Word for word, set down the entries below.

• Exercise data:
# # # # #
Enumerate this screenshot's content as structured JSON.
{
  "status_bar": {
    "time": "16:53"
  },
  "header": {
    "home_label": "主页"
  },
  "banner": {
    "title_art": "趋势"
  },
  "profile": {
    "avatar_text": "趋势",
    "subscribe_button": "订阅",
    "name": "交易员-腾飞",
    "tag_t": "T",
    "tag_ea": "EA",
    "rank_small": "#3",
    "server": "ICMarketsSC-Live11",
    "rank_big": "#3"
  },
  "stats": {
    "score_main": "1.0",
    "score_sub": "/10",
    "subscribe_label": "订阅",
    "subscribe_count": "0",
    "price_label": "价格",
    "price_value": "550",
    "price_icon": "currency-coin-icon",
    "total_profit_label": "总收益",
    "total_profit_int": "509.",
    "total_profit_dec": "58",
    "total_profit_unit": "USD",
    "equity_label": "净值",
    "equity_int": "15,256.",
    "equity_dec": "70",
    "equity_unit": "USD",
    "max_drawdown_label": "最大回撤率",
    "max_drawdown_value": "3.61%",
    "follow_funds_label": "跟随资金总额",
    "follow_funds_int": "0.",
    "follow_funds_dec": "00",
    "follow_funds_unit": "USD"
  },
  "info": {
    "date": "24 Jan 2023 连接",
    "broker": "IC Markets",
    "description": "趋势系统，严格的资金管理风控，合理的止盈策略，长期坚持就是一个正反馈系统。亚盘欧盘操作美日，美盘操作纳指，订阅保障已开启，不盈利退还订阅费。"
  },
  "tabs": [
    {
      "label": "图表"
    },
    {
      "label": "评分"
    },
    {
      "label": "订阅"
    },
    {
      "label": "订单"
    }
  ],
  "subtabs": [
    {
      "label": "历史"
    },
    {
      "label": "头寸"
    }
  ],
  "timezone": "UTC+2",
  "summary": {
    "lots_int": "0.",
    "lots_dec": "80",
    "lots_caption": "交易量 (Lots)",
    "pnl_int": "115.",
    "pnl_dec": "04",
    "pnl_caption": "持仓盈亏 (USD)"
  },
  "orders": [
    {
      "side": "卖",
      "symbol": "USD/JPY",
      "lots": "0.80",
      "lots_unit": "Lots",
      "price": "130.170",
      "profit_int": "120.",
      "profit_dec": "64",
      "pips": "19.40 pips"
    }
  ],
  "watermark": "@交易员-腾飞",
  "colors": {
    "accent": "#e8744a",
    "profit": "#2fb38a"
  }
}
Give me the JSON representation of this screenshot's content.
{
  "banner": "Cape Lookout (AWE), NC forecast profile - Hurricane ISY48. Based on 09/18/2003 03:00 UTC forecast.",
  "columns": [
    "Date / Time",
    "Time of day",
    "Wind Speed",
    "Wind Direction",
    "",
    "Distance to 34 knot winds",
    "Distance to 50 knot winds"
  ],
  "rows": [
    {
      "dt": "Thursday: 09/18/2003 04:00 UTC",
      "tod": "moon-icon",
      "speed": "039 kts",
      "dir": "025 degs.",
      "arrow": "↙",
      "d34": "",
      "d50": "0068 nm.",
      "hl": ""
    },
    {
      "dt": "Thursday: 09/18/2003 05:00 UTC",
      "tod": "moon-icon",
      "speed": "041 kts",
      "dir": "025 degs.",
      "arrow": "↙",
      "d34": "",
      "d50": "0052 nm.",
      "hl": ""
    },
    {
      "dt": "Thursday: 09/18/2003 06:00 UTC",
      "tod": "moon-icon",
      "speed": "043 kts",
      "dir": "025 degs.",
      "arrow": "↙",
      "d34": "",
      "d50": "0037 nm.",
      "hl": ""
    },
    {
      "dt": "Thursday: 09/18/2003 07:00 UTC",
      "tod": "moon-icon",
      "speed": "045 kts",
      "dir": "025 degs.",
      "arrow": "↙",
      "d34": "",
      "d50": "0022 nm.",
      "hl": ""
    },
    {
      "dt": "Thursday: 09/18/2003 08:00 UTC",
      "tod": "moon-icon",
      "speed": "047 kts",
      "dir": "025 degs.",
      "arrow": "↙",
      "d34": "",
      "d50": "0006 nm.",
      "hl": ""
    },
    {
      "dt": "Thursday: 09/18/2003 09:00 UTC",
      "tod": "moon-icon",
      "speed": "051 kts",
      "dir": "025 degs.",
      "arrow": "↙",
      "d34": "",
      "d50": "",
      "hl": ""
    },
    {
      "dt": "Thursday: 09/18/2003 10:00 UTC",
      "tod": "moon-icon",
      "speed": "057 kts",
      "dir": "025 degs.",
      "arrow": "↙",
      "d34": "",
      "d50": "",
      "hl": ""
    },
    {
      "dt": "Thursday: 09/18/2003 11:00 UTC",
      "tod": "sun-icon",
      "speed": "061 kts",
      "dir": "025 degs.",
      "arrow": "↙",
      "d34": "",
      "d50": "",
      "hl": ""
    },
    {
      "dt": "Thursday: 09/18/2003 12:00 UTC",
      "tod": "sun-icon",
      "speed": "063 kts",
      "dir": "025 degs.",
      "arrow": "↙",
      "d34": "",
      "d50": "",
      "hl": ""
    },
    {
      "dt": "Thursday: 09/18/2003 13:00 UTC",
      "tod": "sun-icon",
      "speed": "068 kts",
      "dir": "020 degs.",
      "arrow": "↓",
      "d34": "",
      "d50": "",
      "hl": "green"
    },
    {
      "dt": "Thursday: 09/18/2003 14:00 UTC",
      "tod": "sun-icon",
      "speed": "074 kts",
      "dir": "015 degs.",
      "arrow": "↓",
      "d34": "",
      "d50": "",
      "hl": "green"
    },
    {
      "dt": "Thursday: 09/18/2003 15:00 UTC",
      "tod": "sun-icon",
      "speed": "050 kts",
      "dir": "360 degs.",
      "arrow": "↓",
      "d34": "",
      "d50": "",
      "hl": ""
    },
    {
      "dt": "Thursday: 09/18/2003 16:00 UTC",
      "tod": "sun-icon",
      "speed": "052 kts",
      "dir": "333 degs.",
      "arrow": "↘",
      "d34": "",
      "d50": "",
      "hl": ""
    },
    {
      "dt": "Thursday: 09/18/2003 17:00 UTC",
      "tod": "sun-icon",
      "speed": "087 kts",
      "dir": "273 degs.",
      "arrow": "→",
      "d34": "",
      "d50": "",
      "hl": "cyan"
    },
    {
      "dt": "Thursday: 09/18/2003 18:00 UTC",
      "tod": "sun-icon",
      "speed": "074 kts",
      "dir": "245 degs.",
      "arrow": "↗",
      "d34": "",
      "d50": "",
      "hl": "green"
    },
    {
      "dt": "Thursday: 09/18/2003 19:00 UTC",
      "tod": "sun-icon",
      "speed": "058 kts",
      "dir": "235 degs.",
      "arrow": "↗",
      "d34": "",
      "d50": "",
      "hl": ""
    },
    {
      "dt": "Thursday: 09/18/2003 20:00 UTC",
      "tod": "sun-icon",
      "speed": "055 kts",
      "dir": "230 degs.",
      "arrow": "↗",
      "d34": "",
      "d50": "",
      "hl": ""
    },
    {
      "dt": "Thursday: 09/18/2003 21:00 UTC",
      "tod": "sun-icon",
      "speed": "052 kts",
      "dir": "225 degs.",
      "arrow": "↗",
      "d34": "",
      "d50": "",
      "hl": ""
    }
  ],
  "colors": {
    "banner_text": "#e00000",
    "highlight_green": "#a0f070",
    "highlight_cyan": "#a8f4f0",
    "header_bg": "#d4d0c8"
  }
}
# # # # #
• Answer to this task:
Enumerate this screenshot's content as structured JSON.
{
  "status_bar": {
    "time": "16:53"
  },
  "header": {
    "home_label": "主页"
  },
  "banner": {
    "title_art": "趋势"
  },
  "profile": {
    "avatar_text": "趋势",
    "subscribe_button": "订阅",
    "name": "交易员-腾飞",
    "tag_t": "T",
    "tag_ea": "EA",
    "rank_small": "#3",
    "server": "ICMarketsSC-Live11",
    "rank_big": "#3"
  },
  "stats": {
    "score_main": "1.0",
    "score_sub": "/10",
    "subscribe_label": "订阅",
    "subscribe_count": "0",
    "price_label": "价格",
    "price_value": "550",
    "price_icon": "currency-coin-icon",
    "total_profit_label": "总收益",
    "total_profit_int": "509.",
    "total_profit_dec": "58",
    "total_profit_unit": "USD",
    "equity_label": "净值",
    "equity_int": "15,256.",
    "equity_dec": "70",
    "equity_unit": "USD",
    "max_drawdown_label": "最大回撤率",
    "max_drawdown_value": "3.61%",
    "follow_funds_label": "跟随资金总额",
    "follow_funds_int": "0.",
    "follow_funds_dec": "00",
    "follow_funds_unit": "USD"
  },
  "info": {
    "date": "24 Jan 2023 连接",
    "broker": "IC Markets",
    "description": "趋势系统，严格的资金管理风控，合理的止盈策略，长期坚持就是一个正反馈系统。亚盘欧盘操作美日，美盘操作纳指，订阅保障已开启，不盈利退还订阅费。"
  },
  "tabs": [
    {
      "label": "图表"
    },
    {
      "label": "评分"
    },
    {
      "label": "订阅"
    },
    {
      "label": "订单"
    }
  ],
  "subtabs": [
    {
      "label": "历史"
    },
    {
      "label": "头寸"
    }
  ],
  "timezone": "UTC+2",
  "summary": {
    "lots_int": "0.",
    "lots_dec": "80",
    "lots_caption": "交易量 (Lots)",
    "pnl_int": "115.",
    "pnl_dec": "04",
    "pnl_caption": "持仓盈亏 (USD)"
  },
  "orders": [
    {
      "side": "卖",
      "symbol": "USD/JPY",
      "lots": "0.80",
      "lots_unit": "Lots",
      "price": "130.170",
      "profit_int": "120.",
      "profit_dec": "64",
      "pips": "19.40 pips"
    }
  ],
  "watermark": "@交易员-腾飞",
  "colors": {
    "accent": "#e8744a",
    "profit": "#2fb38a"
  }
}
Give me the JSON representation of this screenshot's content.
{
  "banner": "Cape Lookout (AWE), NC forecast profile - Hurricane ISY48. Based on 09/18/2003 03:00 UTC forecast.",
  "columns": [
    "Date / Time",
    "Time of day",
    "Wind Speed",
    "Wind Direction",
    "",
    "Distance to 34 knot winds",
    "Distance to 50 knot winds"
  ],
  "rows": [
    {
      "dt": "Thursday: 09/18/2003 04:00 UTC",
      "tod": "moon-icon",
      "speed": "039 kts",
      "dir": "025 degs.",
      "arrow": "↙",
      "d34": "",
      "d50": "0068 nm.",
      "hl": ""
    },
    {
      "dt": "Thursday: 09/18/2003 05:00 UTC",
      "tod": "moon-icon",
      "speed": "041 kts",
      "dir": "025 degs.",
      "arrow": "↙",
      "d34": "",
      "d50": "0052 nm.",
      "hl": ""
    },
    {
      "dt": "Thursday: 09/18/2003 06:00 UTC",
      "tod": "moon-icon",
      "speed": "043 kts",
      "dir": "025 degs.",
      "arrow": "↙",
      "d34": "",
      "d50": "0037 nm.",
      "hl": ""
    },
    {
      "dt": "Thursday: 09/18/2003 07:00 UTC",
      "tod": "moon-icon",
      "speed": "045 kts",
      "dir": "025 degs.",
      "arrow": "↙",
      "d34": "",
      "d50": "0022 nm.",
      "hl": ""
    },
    {
      "dt": "Thursday: 09/18/2003 08:00 UTC",
      "tod": "moon-icon",
      "speed": "047 kts",
      "dir": "025 degs.",
      "arrow": "↙",
      "d34": "",
      "d50": "0006 nm.",
      "hl": ""
    },
    {
      "dt": "Thursday: 09/18/2003 09:00 UTC",
      "tod": "moon-icon",
      "speed": "051 kts",
      "dir": "025 degs.",
      "arrow": "↙",
      "d34": "",
      "d50": "",
      "hl": ""
    },
    {
      "dt": "Thursday: 09/18/2003 10:00 UTC",
      "tod": "moon-icon",
      "speed": "057 kts",
      "dir": "025 degs.",
      "arrow": "↙",
      "d34": "",
      "d50": "",
      "hl": ""
    },
    {
      "dt": "Thursday: 09/18/2003 11:00 UTC",
      "tod": "sun-icon",
      "speed": "061 kts",
      "dir": "025 degs.",
      "arrow": "↙",
      "d34": "",
      "d50": "",
      "hl": ""
    },
    {
      "dt": "Thursday: 09/18/2003 12:00 UTC",
      "tod": "sun-icon",
      "speed": "063 kts",
      "dir": "025 degs.",
      "arrow": "↙",
      "d34": "",
      "d50": "",
      "hl": ""
    },
    {
      "dt": "Thursday: 09/18/2003 13:00 UTC",
      "tod": "sun-icon",
      "speed": "068 kts",
      "dir": "020 degs.",
      "arrow": "↓",
      "d34": "",
      "d50": "",
      "hl": "green"
    },
    {
      "dt": "Thursday: 09/18/2003 14:00 UTC",
      "tod": "sun-icon",
      "speed": "074 kts",
      "dir": "015 degs.",
      "arrow": "↓",
      "d34": "",
      "d50": "",
      "hl": "green"
    },
    {
      "dt": "Thursday: 09/18/2003 15:00 UTC",
      "tod": "sun-icon",
      "speed": "050 kts",
      "dir": "360 degs.",
      "arrow": "↓",
      "d34": "",
      "d50": "",
      "hl": ""
    },
    {
      "dt": "Thursday: 09/18/2003 16:00 UTC",
      "tod": "sun-icon",
      "speed": "052 kts",
      "dir": "333 degs.",
      "arrow": "↘",
      "d34": "",
      "d50": "",
      "hl": ""
    },
    {
      "dt": "Thursday: 09/18/2003 17:00 UTC",
      "tod": "sun-icon",
      "speed": "087 kts",
      "dir": "273 degs.",
      "arrow": "→",
      "d34": "",
      "d50": "",
      "hl": "cyan"
    },
    {
      "dt": "Thursday: 09/18/2003 18:00 UTC",
      "tod": "sun-icon",
      "speed": "074 kts",
      "dir": "245 degs.",
      "arrow": "↗",
      "d34": "",
      "d50": "",
      "hl": "green"
    },
    {
      "dt": "Thursday: 09/18/2003 19:00 UTC",
      "tod": "sun-icon",
      "speed": "058 kts",
      "dir": "235 degs.",
      "arrow": "↗",
      "d34": "",
      "d50": "",
      "hl": ""
    },
    {
      "dt": "Thursday: 09/18/2003 20:00 UTC",
      "tod": "sun-icon",
      "speed": "055 kts",
      "dir": "230 degs.",
      "arrow": "↗",
      "d34": "",
      "d50": "",
      "hl": ""
    },
    {
      "dt": "Thursday: 09/18/2003 21:00 UTC",
      "tod": "sun-icon",
      "speed": "052 kts",
      "dir": "225 degs.",
      "arrow": "↗",
      "d34": "",
      "d50": "",
      "hl": ""
    }
  ],
  "colors": {
    "banner_text": "#e00000",
    "highlight_green": "#a0f070",
    "highlight_cyan": "#a8f4f0",
    "header_bg": "#d4d0c8"
  }
}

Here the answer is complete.